→ **Directions for this task**
Show all lines of the listing that contain the word "music".

* * * * * * *

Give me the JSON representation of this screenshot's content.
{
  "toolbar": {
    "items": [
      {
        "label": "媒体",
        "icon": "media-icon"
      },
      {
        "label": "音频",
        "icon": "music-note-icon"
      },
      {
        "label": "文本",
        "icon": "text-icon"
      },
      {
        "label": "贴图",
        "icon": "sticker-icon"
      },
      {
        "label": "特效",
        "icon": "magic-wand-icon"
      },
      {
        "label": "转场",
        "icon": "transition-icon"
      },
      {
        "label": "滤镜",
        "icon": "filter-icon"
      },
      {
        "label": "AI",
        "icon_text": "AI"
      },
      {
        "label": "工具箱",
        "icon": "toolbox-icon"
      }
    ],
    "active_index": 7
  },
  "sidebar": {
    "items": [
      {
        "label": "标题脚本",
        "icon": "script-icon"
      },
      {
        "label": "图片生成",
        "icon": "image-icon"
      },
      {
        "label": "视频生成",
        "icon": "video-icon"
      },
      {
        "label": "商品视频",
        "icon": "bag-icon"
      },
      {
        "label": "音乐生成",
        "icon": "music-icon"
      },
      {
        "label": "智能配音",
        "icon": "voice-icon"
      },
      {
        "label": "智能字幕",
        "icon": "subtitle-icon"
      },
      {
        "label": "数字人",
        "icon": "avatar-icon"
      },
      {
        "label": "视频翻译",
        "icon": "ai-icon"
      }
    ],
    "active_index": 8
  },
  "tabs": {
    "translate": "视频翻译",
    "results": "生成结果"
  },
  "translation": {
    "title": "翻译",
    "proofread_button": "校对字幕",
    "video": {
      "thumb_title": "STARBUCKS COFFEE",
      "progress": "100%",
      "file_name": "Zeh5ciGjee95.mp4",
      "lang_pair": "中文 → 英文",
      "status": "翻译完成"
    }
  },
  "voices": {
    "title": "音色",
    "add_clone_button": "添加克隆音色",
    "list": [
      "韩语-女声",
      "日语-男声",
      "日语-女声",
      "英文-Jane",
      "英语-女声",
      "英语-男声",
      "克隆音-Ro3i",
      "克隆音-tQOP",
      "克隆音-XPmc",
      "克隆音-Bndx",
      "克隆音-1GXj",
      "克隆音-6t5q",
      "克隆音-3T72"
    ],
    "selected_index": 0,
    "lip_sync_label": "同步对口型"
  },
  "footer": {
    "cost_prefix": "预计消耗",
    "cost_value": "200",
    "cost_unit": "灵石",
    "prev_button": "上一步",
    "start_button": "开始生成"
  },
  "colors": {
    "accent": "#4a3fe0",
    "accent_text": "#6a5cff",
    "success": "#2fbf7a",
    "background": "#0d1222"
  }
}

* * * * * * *

→ **Answer to the problem**
        "icon": "music-note-icon"
        "icon": "music-icon"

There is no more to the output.